Researchers have developed a mutated anthrax toxin, which may have implications as an effective cancer therapy.

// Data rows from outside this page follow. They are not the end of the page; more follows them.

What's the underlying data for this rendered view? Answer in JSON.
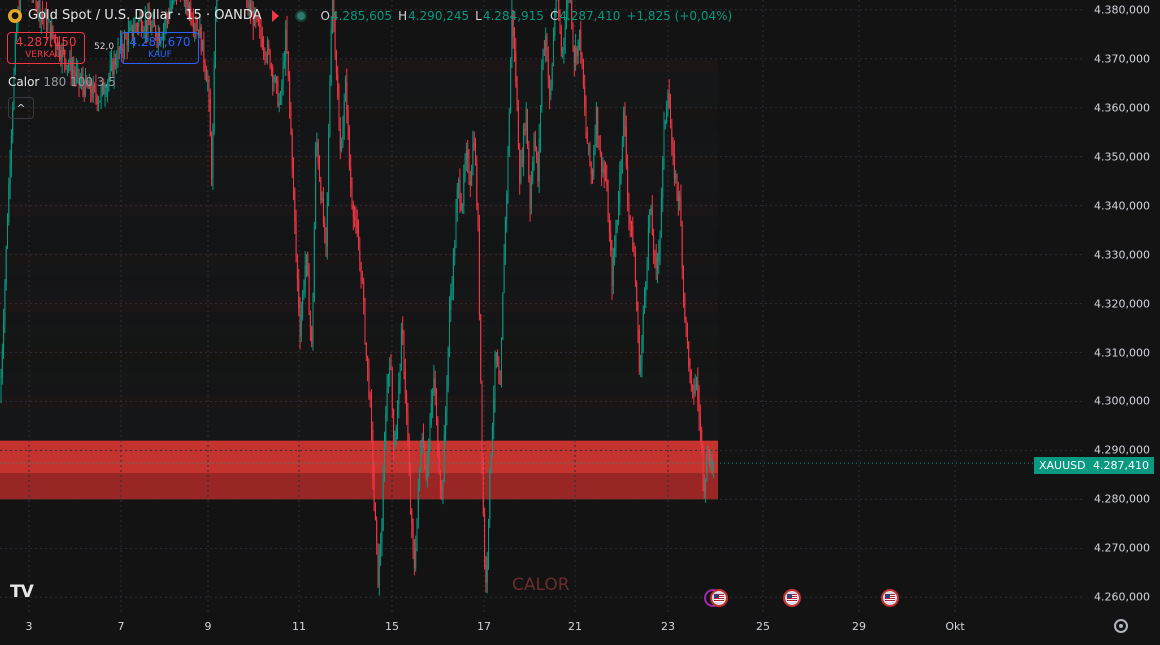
{
  "header": {
    "symbol_title": "Gold Spot / U.S. Dollar · 15 · OANDA",
    "ohlc": {
      "o_label": "O",
      "o_value": "4.285,605",
      "h_label": "H",
      "h_value": "4.290,245",
      "l_label": "L",
      "l_value": "4.284,915",
      "c_label": "C",
      "c_value": "4.287,410",
      "change": "+1,825 (+0,04%)"
    }
  },
  "trade": {
    "bid_price": "4.287,150",
    "bid_label": "VERKAUF",
    "spread": "52,0",
    "ask_price": "4.287,670",
    "ask_label": "KAUF"
  },
  "indicator": {
    "name": "Calor",
    "params": "180 100 3,5",
    "collapse_glyph": "^"
  },
  "watermark": "CALOR",
  "logo_text": "TV",
  "price_tag": {
    "symbol": "XAUUSD",
    "price": "4.287,410"
  },
  "colors": {
    "up": "#089981",
    "down": "#f23645",
    "zone": "#e53935",
    "background": "#131313"
  },
  "icons": [
    "gold-coin-icon",
    "flag-icon",
    "market-status-dot-icon",
    "chevron-up-icon",
    "us-flag-event-icon",
    "settings-gear-icon"
  ],
  "chart_data": {
    "type": "candlestick",
    "symbol": "XAUUSD",
    "y_ticks": [
      "4.260,000",
      "4.270,000",
      "4.280,000",
      "4.290,000",
      "4.300,000",
      "4.310,000",
      "4.320,000",
      "4.330,000",
      "4.340,000",
      "4.350,000",
      "4.360,000",
      "4.370,000",
      "4.380,000"
    ],
    "x_ticks": [
      "3",
      "7",
      "9",
      "11",
      "15",
      "17",
      "21",
      "23",
      "25",
      "29",
      "Okt"
    ],
    "ylim": [
      4257,
      4382
    ],
    "last_price": 4287.41,
    "zone": {
      "from": 4280,
      "to": 4292
    },
    "grid": true,
    "path": [
      [
        0,
        4300
      ],
      [
        6,
        4330
      ],
      [
        10,
        4350
      ],
      [
        16,
        4375
      ],
      [
        24,
        4390
      ],
      [
        40,
        4380
      ],
      [
        60,
        4372
      ],
      [
        80,
        4365
      ],
      [
        100,
        4362
      ],
      [
        120,
        4372
      ],
      [
        140,
        4378
      ],
      [
        160,
        4375
      ],
      [
        180,
        4385
      ],
      [
        200,
        4375
      ],
      [
        208,
        4365
      ],
      [
        212,
        4345
      ],
      [
        216,
        4385
      ],
      [
        232,
        4390
      ],
      [
        250,
        4380
      ],
      [
        270,
        4370
      ],
      [
        280,
        4360
      ],
      [
        286,
        4375
      ],
      [
        292,
        4350
      ],
      [
        296,
        4330
      ],
      [
        300,
        4315
      ],
      [
        306,
        4330
      ],
      [
        312,
        4310
      ],
      [
        316,
        4355
      ],
      [
        320,
        4345
      ],
      [
        326,
        4330
      ],
      [
        332,
        4385
      ],
      [
        336,
        4370
      ],
      [
        340,
        4350
      ],
      [
        346,
        4365
      ],
      [
        350,
        4345
      ],
      [
        356,
        4335
      ],
      [
        362,
        4325
      ],
      [
        366,
        4310
      ],
      [
        370,
        4300
      ],
      [
        374,
        4280
      ],
      [
        378,
        4264
      ],
      [
        382,
        4275
      ],
      [
        386,
        4300
      ],
      [
        390,
        4310
      ],
      [
        394,
        4290
      ],
      [
        398,
        4300
      ],
      [
        402,
        4315
      ],
      [
        406,
        4300
      ],
      [
        410,
        4280
      ],
      [
        414,
        4265
      ],
      [
        418,
        4280
      ],
      [
        422,
        4295
      ],
      [
        426,
        4285
      ],
      [
        430,
        4295
      ],
      [
        434,
        4305
      ],
      [
        438,
        4290
      ],
      [
        442,
        4280
      ],
      [
        446,
        4300
      ],
      [
        450,
        4320
      ],
      [
        454,
        4330
      ],
      [
        458,
        4345
      ],
      [
        462,
        4340
      ],
      [
        466,
        4350
      ],
      [
        470,
        4345
      ],
      [
        474,
        4355
      ],
      [
        478,
        4335
      ],
      [
        482,
        4290
      ],
      [
        484,
        4270
      ],
      [
        486,
        4262
      ],
      [
        488,
        4275
      ],
      [
        492,
        4295
      ],
      [
        496,
        4310
      ],
      [
        500,
        4300
      ],
      [
        504,
        4330
      ],
      [
        508,
        4350
      ],
      [
        512,
        4380
      ],
      [
        516,
        4365
      ],
      [
        520,
        4345
      ],
      [
        526,
        4360
      ],
      [
        530,
        4340
      ],
      [
        534,
        4355
      ],
      [
        538,
        4345
      ],
      [
        542,
        4370
      ],
      [
        546,
        4375
      ],
      [
        550,
        4360
      ],
      [
        556,
        4385
      ],
      [
        562,
        4370
      ],
      [
        566,
        4380
      ],
      [
        570,
        4385
      ],
      [
        574,
        4370
      ],
      [
        580,
        4375
      ],
      [
        586,
        4355
      ],
      [
        592,
        4345
      ],
      [
        596,
        4360
      ],
      [
        600,
        4350
      ],
      [
        606,
        4345
      ],
      [
        612,
        4325
      ],
      [
        618,
        4340
      ],
      [
        624,
        4360
      ],
      [
        628,
        4340
      ],
      [
        634,
        4330
      ],
      [
        640,
        4305
      ],
      [
        644,
        4320
      ],
      [
        650,
        4340
      ],
      [
        656,
        4325
      ],
      [
        660,
        4335
      ],
      [
        664,
        4355
      ],
      [
        668,
        4365
      ],
      [
        672,
        4350
      ],
      [
        676,
        4345
      ],
      [
        680,
        4340
      ],
      [
        684,
        4320
      ],
      [
        688,
        4310
      ],
      [
        692,
        4300
      ],
      [
        696,
        4305
      ],
      [
        700,
        4295
      ],
      [
        704,
        4283
      ],
      [
        708,
        4290
      ],
      [
        712,
        4287
      ]
    ]
  }
}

Researchers at the American Society for Biochemistry and Molecular Biology created a mutated anthrax toxin, which could kill tumor cells in mice.

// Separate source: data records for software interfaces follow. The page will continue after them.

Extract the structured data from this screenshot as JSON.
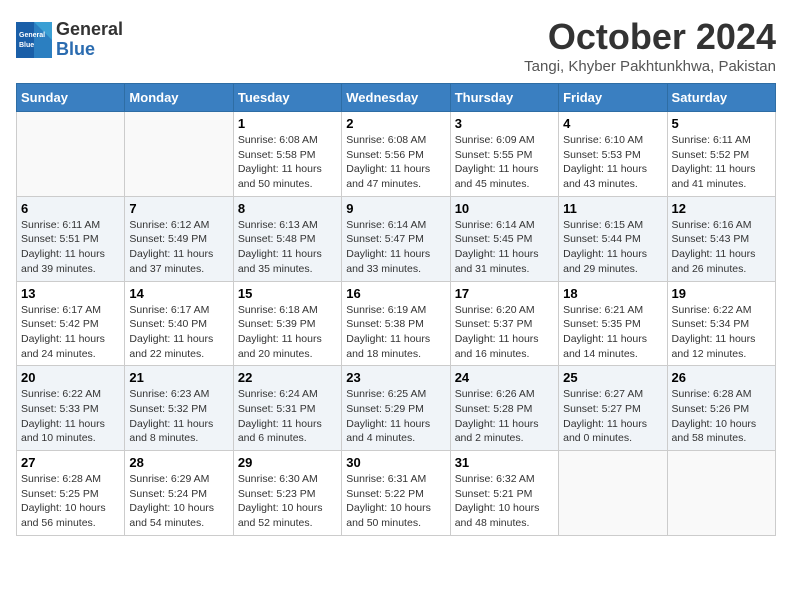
{
  "header": {
    "logo_general": "General",
    "logo_blue": "Blue",
    "month_title": "October 2024",
    "subtitle": "Tangi, Khyber Pakhtunkhwa, Pakistan"
  },
  "weekdays": [
    "Sunday",
    "Monday",
    "Tuesday",
    "Wednesday",
    "Thursday",
    "Friday",
    "Saturday"
  ],
  "weeks": [
    [
      {
        "day": "",
        "info": ""
      },
      {
        "day": "",
        "info": ""
      },
      {
        "day": "1",
        "info": "Sunrise: 6:08 AM\nSunset: 5:58 PM\nDaylight: 11 hours and 50 minutes."
      },
      {
        "day": "2",
        "info": "Sunrise: 6:08 AM\nSunset: 5:56 PM\nDaylight: 11 hours and 47 minutes."
      },
      {
        "day": "3",
        "info": "Sunrise: 6:09 AM\nSunset: 5:55 PM\nDaylight: 11 hours and 45 minutes."
      },
      {
        "day": "4",
        "info": "Sunrise: 6:10 AM\nSunset: 5:53 PM\nDaylight: 11 hours and 43 minutes."
      },
      {
        "day": "5",
        "info": "Sunrise: 6:11 AM\nSunset: 5:52 PM\nDaylight: 11 hours and 41 minutes."
      }
    ],
    [
      {
        "day": "6",
        "info": "Sunrise: 6:11 AM\nSunset: 5:51 PM\nDaylight: 11 hours and 39 minutes."
      },
      {
        "day": "7",
        "info": "Sunrise: 6:12 AM\nSunset: 5:49 PM\nDaylight: 11 hours and 37 minutes."
      },
      {
        "day": "8",
        "info": "Sunrise: 6:13 AM\nSunset: 5:48 PM\nDaylight: 11 hours and 35 minutes."
      },
      {
        "day": "9",
        "info": "Sunrise: 6:14 AM\nSunset: 5:47 PM\nDaylight: 11 hours and 33 minutes."
      },
      {
        "day": "10",
        "info": "Sunrise: 6:14 AM\nSunset: 5:45 PM\nDaylight: 11 hours and 31 minutes."
      },
      {
        "day": "11",
        "info": "Sunrise: 6:15 AM\nSunset: 5:44 PM\nDaylight: 11 hours and 29 minutes."
      },
      {
        "day": "12",
        "info": "Sunrise: 6:16 AM\nSunset: 5:43 PM\nDaylight: 11 hours and 26 minutes."
      }
    ],
    [
      {
        "day": "13",
        "info": "Sunrise: 6:17 AM\nSunset: 5:42 PM\nDaylight: 11 hours and 24 minutes."
      },
      {
        "day": "14",
        "info": "Sunrise: 6:17 AM\nSunset: 5:40 PM\nDaylight: 11 hours and 22 minutes."
      },
      {
        "day": "15",
        "info": "Sunrise: 6:18 AM\nSunset: 5:39 PM\nDaylight: 11 hours and 20 minutes."
      },
      {
        "day": "16",
        "info": "Sunrise: 6:19 AM\nSunset: 5:38 PM\nDaylight: 11 hours and 18 minutes."
      },
      {
        "day": "17",
        "info": "Sunrise: 6:20 AM\nSunset: 5:37 PM\nDaylight: 11 hours and 16 minutes."
      },
      {
        "day": "18",
        "info": "Sunrise: 6:21 AM\nSunset: 5:35 PM\nDaylight: 11 hours and 14 minutes."
      },
      {
        "day": "19",
        "info": "Sunrise: 6:22 AM\nSunset: 5:34 PM\nDaylight: 11 hours and 12 minutes."
      }
    ],
    [
      {
        "day": "20",
        "info": "Sunrise: 6:22 AM\nSunset: 5:33 PM\nDaylight: 11 hours and 10 minutes."
      },
      {
        "day": "21",
        "info": "Sunrise: 6:23 AM\nSunset: 5:32 PM\nDaylight: 11 hours and 8 minutes."
      },
      {
        "day": "22",
        "info": "Sunrise: 6:24 AM\nSunset: 5:31 PM\nDaylight: 11 hours and 6 minutes."
      },
      {
        "day": "23",
        "info": "Sunrise: 6:25 AM\nSunset: 5:29 PM\nDaylight: 11 hours and 4 minutes."
      },
      {
        "day": "24",
        "info": "Sunrise: 6:26 AM\nSunset: 5:28 PM\nDaylight: 11 hours and 2 minutes."
      },
      {
        "day": "25",
        "info": "Sunrise: 6:27 AM\nSunset: 5:27 PM\nDaylight: 11 hours and 0 minutes."
      },
      {
        "day": "26",
        "info": "Sunrise: 6:28 AM\nSunset: 5:26 PM\nDaylight: 10 hours and 58 minutes."
      }
    ],
    [
      {
        "day": "27",
        "info": "Sunrise: 6:28 AM\nSunset: 5:25 PM\nDaylight: 10 hours and 56 minutes."
      },
      {
        "day": "28",
        "info": "Sunrise: 6:29 AM\nSunset: 5:24 PM\nDaylight: 10 hours and 54 minutes."
      },
      {
        "day": "29",
        "info": "Sunrise: 6:30 AM\nSunset: 5:23 PM\nDaylight: 10 hours and 52 minutes."
      },
      {
        "day": "30",
        "info": "Sunrise: 6:31 AM\nSunset: 5:22 PM\nDaylight: 10 hours and 50 minutes."
      },
      {
        "day": "31",
        "info": "Sunrise: 6:32 AM\nSunset: 5:21 PM\nDaylight: 10 hours and 48 minutes."
      },
      {
        "day": "",
        "info": ""
      },
      {
        "day": "",
        "info": ""
      }
    ]
  ]
}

In the study, Stephen Leppla and colleagues showed that Anthrax toxin was fairly selective in targeting melanoma cells, even though the risk of non-cancer toxicity prevents any clinical use.

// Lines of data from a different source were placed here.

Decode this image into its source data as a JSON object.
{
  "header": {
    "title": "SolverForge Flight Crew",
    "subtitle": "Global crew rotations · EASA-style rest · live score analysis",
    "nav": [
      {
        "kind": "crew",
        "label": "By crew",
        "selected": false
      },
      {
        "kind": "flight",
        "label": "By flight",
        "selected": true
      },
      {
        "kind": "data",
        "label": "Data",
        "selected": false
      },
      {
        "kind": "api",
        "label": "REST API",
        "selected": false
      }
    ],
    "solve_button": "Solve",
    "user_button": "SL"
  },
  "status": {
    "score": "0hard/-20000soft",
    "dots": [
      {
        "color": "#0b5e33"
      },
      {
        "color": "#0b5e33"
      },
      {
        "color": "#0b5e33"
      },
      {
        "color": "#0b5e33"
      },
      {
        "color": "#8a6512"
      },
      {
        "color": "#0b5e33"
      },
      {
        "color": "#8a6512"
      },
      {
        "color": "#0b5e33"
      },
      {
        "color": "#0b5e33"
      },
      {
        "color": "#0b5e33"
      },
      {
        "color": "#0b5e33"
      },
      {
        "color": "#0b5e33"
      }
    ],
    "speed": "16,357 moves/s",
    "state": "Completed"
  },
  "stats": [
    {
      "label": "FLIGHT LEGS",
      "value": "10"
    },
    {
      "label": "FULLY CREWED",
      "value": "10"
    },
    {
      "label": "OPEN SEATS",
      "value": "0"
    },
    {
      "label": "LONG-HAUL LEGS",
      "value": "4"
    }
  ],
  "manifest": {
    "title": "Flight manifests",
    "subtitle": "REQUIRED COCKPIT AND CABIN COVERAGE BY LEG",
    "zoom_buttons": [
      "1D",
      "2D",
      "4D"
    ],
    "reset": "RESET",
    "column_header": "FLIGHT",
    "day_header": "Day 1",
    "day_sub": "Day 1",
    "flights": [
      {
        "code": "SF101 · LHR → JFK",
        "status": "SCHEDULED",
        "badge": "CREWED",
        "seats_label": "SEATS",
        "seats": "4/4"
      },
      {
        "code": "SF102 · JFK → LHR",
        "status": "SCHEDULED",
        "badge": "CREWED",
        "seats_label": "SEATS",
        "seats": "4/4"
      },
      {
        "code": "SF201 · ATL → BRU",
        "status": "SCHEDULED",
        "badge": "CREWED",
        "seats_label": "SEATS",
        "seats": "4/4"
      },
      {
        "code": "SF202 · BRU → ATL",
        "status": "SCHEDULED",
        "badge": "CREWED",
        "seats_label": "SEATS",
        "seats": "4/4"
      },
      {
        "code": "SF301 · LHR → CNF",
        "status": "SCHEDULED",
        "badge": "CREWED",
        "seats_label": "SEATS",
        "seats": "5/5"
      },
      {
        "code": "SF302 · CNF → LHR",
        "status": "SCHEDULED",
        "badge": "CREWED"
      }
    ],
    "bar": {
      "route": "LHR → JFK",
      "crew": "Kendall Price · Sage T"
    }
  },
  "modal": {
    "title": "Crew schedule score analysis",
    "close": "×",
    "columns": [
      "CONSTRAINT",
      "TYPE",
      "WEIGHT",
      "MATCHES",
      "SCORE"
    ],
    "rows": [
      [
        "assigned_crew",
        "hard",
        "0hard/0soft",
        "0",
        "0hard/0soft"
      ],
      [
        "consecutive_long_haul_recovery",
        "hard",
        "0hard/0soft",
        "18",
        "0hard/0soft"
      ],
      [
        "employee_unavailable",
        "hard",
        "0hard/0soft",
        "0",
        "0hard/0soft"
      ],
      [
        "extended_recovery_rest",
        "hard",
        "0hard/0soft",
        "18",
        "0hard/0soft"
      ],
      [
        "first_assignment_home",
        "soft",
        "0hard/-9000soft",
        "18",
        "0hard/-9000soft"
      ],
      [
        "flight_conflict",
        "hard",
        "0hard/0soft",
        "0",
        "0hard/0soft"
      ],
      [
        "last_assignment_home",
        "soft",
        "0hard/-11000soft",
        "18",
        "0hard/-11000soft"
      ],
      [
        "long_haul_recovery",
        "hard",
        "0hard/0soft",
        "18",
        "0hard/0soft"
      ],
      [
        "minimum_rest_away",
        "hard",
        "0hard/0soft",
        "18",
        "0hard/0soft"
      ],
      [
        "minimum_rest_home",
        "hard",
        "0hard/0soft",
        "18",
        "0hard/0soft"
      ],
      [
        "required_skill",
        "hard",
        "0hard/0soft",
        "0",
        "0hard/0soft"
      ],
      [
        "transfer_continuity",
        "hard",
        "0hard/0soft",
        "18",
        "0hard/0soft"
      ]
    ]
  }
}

This mutated toxin could only be turned on by matrix metalloproteinases (MMP), proteins that are overproduced only in cancer cells.
When this mutated toxin was tested in mice, the researchers observed that 100% percent of the animals tolerated a dose that would be lethal for the natural toxin.
The MMP-toxin also had an upper hand in killing melanoma tumors than natural toxin, due to its higher specificity and longer half-life in the blood.
Researchers also observed that MMP-toxin was not limited to melanoma, and could also kill other tumors like colon and lung.
This more widespread activity was because of the toxins ability to block angiogenesis, or the formation of new blood vessels.
These encouraging mouse results indicated that modified anthrax toxin could be clinically viable, and this potent killer might someday be put to good use.